During everyday life, humans experience fluctuations in temperature which can influence muscle performance. For example, cooling the muscle has been shown to slow muscle contractile speed and decrease strength
Public health officials have suggested the use of masks to limit the spread of the COVID-19 virus. Our results suggest wearing a mask during exercise will have no impact on performance
This study explored whether experimentally increasing blood lactate increased muscle protein synthesis, an important process that contributes to an increase in muscle mass.
Ingesting the ketone monoester supplement before exercise increased blood ketone levels in 30 minutes
High-intensity interval training may be an effective strategy to counteract age-related declines in memory.
Time to revisit medical ‘absolute’ and ‘relative’ contraindications.
Studies the effects of a cluster set configuration on measures of power in sprint athletes under the supervision of Dr. Phil Chilibeck.
This article offers insight into the safety and potential benefits of a multi-component (aerobic, resistance, balance, and flexibility) exercise program and may be helpful to practitioners working with pre-frail older females.
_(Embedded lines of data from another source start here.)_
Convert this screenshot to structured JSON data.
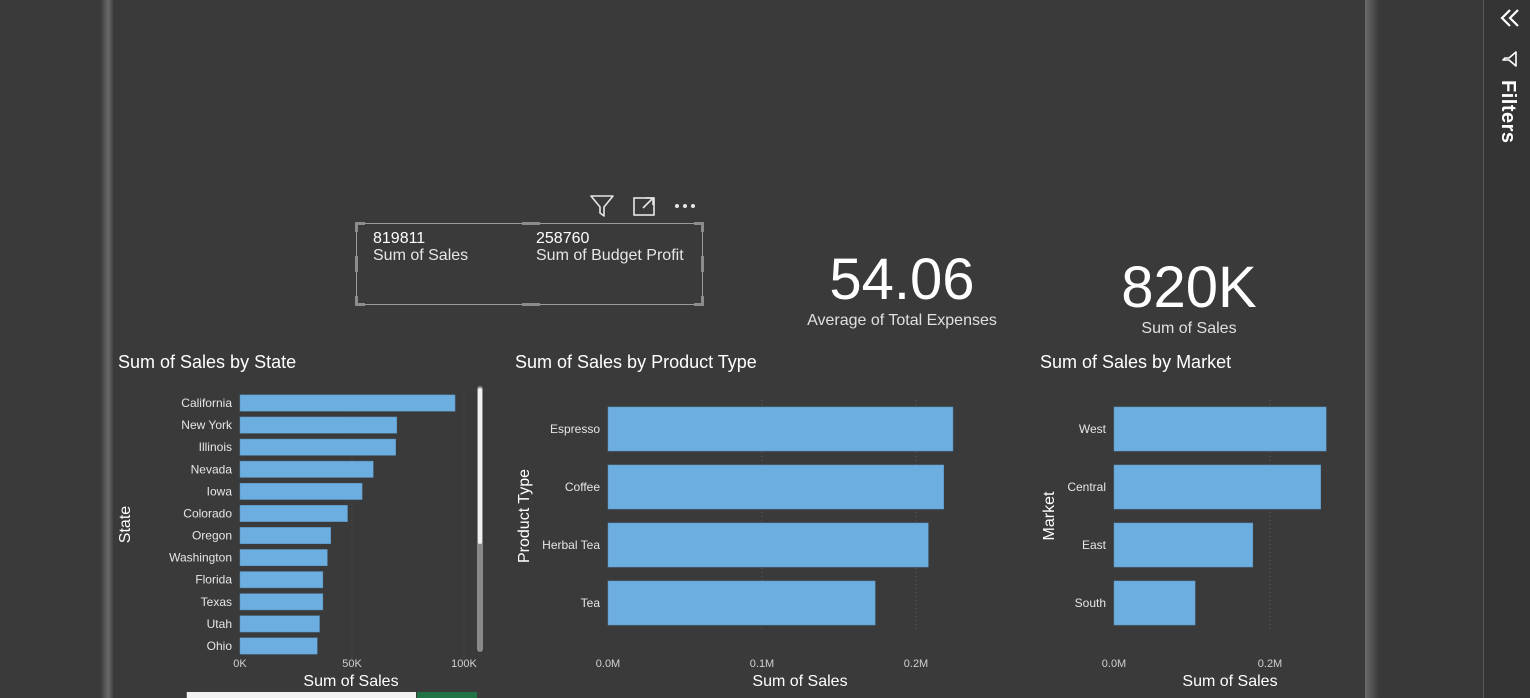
{
  "filters_pane": {
    "label": "Filters"
  },
  "multirow_card": {
    "items": [
      {
        "value": "819811",
        "label": "Sum of Sales"
      },
      {
        "value": "258760",
        "label": "Sum of Budget Profit"
      }
    ]
  },
  "card_expenses": {
    "value": "54.06",
    "label": "Average of Total Expenses"
  },
  "card_sales": {
    "value": "820K",
    "label": "Sum of Sales"
  },
  "colors": {
    "bar": "#6caee0",
    "background": "#3a3a3a",
    "text": "#ffffff",
    "active_tab": "#217346"
  },
  "chart_data": [
    {
      "type": "bar",
      "orientation": "horizontal",
      "title": "Sum of Sales by State",
      "xlabel": "Sum of Sales",
      "ylabel": "State",
      "categories": [
        "California",
        "New York",
        "Illinois",
        "Nevada",
        "Iowa",
        "Colorado",
        "Oregon",
        "Washington",
        "Florida",
        "Texas",
        "Utah",
        "Ohio"
      ],
      "values": [
        96000,
        70000,
        69500,
        59500,
        54500,
        48000,
        40500,
        39000,
        37000,
        37000,
        35500,
        34500
      ],
      "xlim": [
        0,
        100000
      ],
      "xticks": [
        "0K",
        "50K",
        "100K"
      ],
      "grid": true
    },
    {
      "type": "bar",
      "orientation": "horizontal",
      "title": "Sum of Sales by Product Type",
      "xlabel": "Sum of Sales",
      "ylabel": "Product Type",
      "categories": [
        "Espresso",
        "Coffee",
        "Herbal Tea",
        "Tea"
      ],
      "values": [
        224000,
        218000,
        208000,
        173500
      ],
      "xlim": [
        0,
        200000
      ],
      "xticks": [
        "0.0M",
        "0.1M",
        "0.2M"
      ],
      "grid": true
    },
    {
      "type": "bar",
      "orientation": "horizontal",
      "title": "Sum of Sales by Market",
      "xlabel": "Sum of Sales",
      "ylabel": "Market",
      "categories": [
        "West",
        "Central",
        "East",
        "South"
      ],
      "values": [
        272000,
        265000,
        178000,
        104000
      ],
      "xlim": [
        0,
        200000
      ],
      "xticks": [
        "0.0M",
        "0.2M"
      ],
      "grid": true
    }
  ]
}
Aerobic exercise performance is often seen to be greatest in cooler environmental temperatures (approx. range 3°C to 20°C) and core body temperature is neutral, as this reduces stress placed on the body. Very little research has looked at aerobic exercise performance in a cold environment when core temperature is reduced.
The global market for dietary supplements is estimated to rise to 278 billion USD by 2024. Indeed, researchers and practitioners may be vulnerable to over-interpretation/application of findings in nutrition research. Therefore, it is important for nutrition researchers and practitioners to maintain scientific rigor in their study designs, methodologies, and interpretations.